welcome to DuchenneXchange

- a positively charged Duchenne muscular dystrophy community.
  • join today!
Scientific Articles

Variations in Duchenne muscular dystrophy course in a multi-ethnic UK population: potential influence of socio-economic factors

key information

source: Developmental Medicine and Child Neurology

year: 2017

authors: Hufton M, Roper H


To explore variation in clinical course and steroid treatment in Duchenne muscular dystrophy (DMD) by ethnic origin and socio-economic status.

In this longitudinal cohort study, clinical outcome was defined as age at loss of ambulation (LOA). Ages are presented as months for accurate calculation. Steroid use was reviewed against national guidelines. Kaplan-Meier survival analysis was used to determine probabilities over time of LOA. Log-rank test was used to evaluate comparisons between ethnic and socio-economic groups.

From 2005 to 2014, 71 children were newly diagnosed with DMD. Complete data were available on 69, including 33 of white British heritage and 23 of South Asian heritage. Mean age at diagnosis (without known family history) was 45.7 months; white British ethnicity 42.1 months (range 14-86mo), South Asian ethnicity 50.2 months (range 5-98mo). Twenty-four males lost ambulation. Those of South Asian heritage lost ambulation earlier (mean LOA 105.8mo [8y 10mo]) than those of white British heritage (mean LOA 117.8mo [9y 10mo]): log-rank test score 0.012 (p<0.05). Those most deprived did worse: mean age at LOA 130.0 months (10y 10mo) for the top 20 per cent and 102.5 months (8y 6mo) in the lower 20 per cent: log-rank test score 0.035 (p<0.05). The most socially deprived were diagnosed earlier and started steroids earlier. Of those of South Asian heritage, 18 per cent declined steroids, compared with 9 per cent of white British heritage.

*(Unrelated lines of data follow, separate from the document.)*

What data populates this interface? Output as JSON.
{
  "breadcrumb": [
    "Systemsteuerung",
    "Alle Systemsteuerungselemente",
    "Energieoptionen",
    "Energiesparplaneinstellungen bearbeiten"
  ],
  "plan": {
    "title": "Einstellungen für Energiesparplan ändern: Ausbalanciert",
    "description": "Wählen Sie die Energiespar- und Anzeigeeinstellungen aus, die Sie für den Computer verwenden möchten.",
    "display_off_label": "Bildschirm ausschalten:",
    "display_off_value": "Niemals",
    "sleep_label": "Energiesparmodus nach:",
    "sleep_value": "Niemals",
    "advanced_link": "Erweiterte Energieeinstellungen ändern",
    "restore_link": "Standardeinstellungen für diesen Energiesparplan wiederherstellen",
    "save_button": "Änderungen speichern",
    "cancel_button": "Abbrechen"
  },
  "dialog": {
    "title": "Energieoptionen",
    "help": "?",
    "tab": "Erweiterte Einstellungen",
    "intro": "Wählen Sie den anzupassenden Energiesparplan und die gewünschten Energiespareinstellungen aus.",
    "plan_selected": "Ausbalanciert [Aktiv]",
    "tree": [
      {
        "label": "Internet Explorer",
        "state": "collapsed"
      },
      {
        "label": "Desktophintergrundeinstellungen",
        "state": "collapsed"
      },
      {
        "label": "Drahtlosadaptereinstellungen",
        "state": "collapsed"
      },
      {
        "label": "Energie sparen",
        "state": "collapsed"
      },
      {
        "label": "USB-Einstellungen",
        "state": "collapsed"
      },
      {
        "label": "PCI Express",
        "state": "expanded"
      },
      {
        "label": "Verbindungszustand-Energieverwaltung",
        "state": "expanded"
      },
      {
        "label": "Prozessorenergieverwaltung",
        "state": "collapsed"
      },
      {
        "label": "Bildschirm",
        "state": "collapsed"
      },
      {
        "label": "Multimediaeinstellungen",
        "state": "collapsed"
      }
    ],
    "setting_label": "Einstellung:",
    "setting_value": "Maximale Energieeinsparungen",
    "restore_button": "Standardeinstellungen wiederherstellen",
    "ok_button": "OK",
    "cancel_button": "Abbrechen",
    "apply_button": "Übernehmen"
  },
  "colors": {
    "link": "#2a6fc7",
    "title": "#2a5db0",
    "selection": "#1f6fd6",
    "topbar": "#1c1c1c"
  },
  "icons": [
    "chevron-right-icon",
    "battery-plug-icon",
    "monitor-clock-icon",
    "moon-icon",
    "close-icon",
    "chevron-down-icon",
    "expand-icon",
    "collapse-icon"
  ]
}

Also, 44 per cent of those of South Asian heritage stopped steroids compared with 17 per cent of those of white British heritage.

Patients from South Asian and deprived backgrounds had earlier LOA. Genetic disease modifiers are likely to be implicated, but social and cultural factors influence access to treatment.

organization: Birmingham Heartlands Hospital, UK

DOI: 10.1111/dmcn.13460

read more full text source